■ **SUPPLIED RECORDS**

────────

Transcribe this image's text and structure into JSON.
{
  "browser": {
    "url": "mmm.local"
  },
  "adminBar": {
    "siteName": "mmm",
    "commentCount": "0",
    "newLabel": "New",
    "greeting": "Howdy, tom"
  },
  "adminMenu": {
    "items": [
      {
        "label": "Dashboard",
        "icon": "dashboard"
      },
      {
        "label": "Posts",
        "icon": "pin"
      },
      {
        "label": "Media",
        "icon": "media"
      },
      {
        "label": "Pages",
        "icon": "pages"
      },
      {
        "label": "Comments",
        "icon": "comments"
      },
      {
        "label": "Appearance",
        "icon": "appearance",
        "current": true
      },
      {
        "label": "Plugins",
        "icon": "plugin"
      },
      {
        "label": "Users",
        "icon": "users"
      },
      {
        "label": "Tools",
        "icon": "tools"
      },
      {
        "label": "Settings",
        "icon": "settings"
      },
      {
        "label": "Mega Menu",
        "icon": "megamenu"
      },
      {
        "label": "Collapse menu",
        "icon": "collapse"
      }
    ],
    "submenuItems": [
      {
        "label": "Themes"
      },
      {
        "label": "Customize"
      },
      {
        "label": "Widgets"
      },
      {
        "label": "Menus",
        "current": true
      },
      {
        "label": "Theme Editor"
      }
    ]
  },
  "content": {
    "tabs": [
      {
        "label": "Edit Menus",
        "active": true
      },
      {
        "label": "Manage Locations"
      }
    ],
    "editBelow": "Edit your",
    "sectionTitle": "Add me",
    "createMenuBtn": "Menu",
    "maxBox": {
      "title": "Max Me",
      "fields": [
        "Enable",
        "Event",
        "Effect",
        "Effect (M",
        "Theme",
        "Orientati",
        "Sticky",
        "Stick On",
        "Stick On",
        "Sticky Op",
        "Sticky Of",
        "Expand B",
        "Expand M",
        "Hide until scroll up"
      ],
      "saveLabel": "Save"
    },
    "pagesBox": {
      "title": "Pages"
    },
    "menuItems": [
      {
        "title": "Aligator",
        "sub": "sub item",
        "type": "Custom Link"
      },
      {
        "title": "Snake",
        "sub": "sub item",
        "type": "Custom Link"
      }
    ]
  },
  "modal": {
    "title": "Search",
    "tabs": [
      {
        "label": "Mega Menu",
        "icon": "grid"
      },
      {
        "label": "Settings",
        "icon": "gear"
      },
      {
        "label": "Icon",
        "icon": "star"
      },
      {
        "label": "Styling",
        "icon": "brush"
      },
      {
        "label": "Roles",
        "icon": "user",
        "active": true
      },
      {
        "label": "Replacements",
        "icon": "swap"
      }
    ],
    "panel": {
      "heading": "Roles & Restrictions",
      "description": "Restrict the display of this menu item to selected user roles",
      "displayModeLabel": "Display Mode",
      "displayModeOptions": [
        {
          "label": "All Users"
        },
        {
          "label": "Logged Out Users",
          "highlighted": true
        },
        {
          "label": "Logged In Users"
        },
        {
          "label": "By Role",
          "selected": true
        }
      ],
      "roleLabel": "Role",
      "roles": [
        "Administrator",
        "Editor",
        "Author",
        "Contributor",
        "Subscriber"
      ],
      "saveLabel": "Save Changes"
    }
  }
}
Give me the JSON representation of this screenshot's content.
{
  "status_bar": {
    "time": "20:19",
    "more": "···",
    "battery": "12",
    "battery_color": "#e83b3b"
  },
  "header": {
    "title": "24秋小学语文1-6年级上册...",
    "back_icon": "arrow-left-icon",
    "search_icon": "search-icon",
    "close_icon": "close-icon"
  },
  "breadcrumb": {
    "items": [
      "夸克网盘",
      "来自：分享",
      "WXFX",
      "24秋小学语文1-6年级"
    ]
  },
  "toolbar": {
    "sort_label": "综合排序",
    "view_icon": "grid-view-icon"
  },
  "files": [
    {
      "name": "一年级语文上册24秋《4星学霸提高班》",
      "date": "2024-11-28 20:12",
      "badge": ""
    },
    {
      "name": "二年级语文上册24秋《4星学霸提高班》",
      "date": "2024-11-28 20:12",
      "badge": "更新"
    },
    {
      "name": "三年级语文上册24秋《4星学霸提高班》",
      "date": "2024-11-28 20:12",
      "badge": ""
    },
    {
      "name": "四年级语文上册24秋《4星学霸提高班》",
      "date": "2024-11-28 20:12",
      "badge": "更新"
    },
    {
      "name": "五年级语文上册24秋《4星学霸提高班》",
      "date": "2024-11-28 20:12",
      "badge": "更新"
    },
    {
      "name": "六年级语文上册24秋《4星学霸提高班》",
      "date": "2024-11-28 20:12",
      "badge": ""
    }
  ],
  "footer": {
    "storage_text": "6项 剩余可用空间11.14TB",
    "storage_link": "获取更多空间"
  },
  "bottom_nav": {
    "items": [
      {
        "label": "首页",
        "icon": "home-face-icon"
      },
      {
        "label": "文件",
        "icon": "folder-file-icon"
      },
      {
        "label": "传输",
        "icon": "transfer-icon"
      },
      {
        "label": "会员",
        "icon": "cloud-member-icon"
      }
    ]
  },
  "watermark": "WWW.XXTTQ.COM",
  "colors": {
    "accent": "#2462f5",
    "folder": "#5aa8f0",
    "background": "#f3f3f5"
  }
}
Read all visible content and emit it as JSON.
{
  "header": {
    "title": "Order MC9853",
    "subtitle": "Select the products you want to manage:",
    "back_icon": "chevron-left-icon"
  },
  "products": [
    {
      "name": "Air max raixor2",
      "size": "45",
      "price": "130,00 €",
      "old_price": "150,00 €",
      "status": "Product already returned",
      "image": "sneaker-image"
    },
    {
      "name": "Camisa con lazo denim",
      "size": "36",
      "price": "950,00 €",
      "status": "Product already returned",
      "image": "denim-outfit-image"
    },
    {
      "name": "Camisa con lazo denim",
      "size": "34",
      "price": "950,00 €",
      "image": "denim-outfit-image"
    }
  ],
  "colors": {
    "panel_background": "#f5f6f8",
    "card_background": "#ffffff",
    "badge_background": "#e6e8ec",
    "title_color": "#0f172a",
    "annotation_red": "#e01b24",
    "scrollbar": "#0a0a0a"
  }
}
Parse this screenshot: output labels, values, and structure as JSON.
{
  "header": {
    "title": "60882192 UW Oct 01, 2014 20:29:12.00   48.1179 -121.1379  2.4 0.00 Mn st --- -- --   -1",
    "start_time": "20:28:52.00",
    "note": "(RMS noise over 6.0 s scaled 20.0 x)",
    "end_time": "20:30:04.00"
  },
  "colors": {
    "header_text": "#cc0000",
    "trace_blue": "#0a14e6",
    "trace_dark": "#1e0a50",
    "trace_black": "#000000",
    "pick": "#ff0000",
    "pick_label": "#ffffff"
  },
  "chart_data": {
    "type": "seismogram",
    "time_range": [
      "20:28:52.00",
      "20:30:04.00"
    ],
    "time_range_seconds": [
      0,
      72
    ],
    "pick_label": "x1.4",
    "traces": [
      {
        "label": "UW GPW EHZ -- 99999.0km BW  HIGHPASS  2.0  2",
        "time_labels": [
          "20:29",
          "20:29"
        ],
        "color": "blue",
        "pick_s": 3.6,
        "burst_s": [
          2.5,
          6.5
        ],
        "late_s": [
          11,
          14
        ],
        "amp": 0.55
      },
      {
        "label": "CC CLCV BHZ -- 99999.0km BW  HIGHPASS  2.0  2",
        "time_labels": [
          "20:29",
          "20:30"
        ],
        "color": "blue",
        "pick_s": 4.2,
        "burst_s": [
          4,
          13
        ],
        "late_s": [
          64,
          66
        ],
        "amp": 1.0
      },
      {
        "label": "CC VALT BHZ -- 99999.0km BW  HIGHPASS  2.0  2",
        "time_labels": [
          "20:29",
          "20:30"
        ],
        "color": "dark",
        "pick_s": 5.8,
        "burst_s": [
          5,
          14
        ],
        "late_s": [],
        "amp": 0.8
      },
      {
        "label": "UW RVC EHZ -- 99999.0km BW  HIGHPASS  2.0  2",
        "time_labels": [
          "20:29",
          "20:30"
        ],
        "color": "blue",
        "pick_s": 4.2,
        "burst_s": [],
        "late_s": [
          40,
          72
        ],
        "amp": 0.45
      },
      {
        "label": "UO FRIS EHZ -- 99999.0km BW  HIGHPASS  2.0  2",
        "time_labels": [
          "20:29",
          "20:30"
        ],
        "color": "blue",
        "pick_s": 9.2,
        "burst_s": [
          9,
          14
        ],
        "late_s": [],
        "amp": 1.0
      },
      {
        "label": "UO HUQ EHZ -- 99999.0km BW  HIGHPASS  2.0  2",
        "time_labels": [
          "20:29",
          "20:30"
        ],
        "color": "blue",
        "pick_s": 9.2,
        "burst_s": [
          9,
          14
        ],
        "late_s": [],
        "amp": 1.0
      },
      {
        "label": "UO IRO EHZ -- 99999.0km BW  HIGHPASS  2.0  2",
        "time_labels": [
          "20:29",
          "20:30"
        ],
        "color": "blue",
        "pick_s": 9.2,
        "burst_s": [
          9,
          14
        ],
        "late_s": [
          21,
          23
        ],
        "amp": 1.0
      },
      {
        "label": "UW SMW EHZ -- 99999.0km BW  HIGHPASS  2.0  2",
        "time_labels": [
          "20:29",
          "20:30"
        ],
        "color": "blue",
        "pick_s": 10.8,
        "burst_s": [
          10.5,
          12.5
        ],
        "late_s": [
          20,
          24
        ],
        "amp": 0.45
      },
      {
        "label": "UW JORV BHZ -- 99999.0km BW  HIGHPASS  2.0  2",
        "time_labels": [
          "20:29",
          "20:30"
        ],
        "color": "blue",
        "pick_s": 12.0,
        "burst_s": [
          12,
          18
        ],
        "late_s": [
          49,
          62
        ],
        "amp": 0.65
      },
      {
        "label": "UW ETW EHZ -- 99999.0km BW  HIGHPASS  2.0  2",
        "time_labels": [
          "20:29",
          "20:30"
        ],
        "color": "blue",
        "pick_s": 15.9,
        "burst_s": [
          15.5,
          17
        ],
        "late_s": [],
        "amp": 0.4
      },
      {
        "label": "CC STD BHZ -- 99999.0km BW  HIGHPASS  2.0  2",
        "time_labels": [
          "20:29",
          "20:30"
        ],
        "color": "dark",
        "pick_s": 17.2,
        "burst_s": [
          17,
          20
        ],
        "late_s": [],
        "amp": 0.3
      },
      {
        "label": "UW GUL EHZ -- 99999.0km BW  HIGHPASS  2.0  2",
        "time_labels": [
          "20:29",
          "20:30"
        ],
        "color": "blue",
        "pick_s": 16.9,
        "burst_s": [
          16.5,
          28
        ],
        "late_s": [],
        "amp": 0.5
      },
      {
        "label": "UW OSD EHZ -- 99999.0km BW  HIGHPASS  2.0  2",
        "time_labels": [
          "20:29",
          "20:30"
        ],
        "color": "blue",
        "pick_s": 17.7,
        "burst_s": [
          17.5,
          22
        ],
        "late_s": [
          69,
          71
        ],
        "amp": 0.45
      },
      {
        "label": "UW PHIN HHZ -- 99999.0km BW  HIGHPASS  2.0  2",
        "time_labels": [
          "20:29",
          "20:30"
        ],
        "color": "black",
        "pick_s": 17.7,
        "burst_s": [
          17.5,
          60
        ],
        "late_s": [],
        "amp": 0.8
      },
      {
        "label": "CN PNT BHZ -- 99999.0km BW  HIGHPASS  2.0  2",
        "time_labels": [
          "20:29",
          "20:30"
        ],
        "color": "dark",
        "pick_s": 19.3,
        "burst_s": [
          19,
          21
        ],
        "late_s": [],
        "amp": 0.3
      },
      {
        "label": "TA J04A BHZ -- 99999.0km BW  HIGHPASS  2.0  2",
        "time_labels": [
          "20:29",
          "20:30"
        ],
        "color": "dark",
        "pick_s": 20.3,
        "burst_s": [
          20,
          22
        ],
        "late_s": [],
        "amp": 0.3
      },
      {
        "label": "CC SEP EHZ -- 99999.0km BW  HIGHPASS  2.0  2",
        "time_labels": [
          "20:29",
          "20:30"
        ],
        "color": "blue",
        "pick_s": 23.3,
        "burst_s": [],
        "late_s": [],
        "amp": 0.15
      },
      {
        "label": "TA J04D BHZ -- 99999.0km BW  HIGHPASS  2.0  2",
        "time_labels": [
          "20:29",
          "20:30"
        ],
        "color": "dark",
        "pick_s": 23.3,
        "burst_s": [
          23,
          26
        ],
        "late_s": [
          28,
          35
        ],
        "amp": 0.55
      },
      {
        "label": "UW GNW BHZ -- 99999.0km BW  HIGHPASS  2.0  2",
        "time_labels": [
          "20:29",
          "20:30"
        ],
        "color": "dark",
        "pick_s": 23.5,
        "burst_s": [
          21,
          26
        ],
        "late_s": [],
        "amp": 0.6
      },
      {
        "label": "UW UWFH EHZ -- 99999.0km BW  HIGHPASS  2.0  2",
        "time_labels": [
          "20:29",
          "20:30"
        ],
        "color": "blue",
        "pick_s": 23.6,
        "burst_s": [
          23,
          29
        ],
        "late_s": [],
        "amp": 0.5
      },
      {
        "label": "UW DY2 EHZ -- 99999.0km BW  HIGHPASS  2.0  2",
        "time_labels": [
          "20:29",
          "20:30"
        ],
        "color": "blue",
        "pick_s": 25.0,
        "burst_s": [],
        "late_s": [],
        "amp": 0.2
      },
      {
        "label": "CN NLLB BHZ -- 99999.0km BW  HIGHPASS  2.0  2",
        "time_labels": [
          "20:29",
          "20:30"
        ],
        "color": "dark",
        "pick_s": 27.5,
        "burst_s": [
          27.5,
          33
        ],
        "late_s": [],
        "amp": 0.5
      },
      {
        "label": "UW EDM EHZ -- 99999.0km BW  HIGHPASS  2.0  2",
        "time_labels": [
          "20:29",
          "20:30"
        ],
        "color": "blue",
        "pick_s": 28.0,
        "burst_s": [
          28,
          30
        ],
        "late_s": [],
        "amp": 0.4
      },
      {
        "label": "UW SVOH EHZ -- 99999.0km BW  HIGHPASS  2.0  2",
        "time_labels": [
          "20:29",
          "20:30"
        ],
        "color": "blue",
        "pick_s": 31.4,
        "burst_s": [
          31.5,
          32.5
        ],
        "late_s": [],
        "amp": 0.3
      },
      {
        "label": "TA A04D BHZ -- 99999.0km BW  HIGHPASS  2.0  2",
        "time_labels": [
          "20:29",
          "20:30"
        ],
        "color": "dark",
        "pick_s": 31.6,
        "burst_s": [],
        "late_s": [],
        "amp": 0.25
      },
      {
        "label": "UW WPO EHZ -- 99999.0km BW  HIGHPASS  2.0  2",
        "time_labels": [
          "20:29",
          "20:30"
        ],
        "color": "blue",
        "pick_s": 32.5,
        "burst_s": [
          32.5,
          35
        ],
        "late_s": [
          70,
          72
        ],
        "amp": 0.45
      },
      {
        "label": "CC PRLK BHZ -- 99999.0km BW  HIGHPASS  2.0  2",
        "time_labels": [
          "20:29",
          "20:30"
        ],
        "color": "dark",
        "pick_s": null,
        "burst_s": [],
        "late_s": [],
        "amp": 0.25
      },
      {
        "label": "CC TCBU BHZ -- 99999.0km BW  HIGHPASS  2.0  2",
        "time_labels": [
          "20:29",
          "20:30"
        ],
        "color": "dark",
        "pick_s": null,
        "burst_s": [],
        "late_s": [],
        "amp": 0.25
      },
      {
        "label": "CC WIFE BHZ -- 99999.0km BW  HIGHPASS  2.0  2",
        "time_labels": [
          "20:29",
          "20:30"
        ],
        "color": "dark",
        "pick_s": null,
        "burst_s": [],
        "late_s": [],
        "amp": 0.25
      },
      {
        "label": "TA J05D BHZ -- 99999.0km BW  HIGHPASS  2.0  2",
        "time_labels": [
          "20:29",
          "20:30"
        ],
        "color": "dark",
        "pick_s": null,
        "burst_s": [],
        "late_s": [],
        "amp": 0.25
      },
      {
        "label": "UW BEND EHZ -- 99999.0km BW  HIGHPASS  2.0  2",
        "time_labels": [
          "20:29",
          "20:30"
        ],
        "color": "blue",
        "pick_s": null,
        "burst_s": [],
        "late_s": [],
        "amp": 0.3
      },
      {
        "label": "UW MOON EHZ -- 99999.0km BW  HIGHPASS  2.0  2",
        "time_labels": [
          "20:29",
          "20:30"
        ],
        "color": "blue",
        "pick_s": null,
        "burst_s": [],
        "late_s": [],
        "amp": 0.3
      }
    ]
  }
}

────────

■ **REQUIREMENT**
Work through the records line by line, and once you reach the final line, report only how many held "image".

■ **ANSWER BOX**
4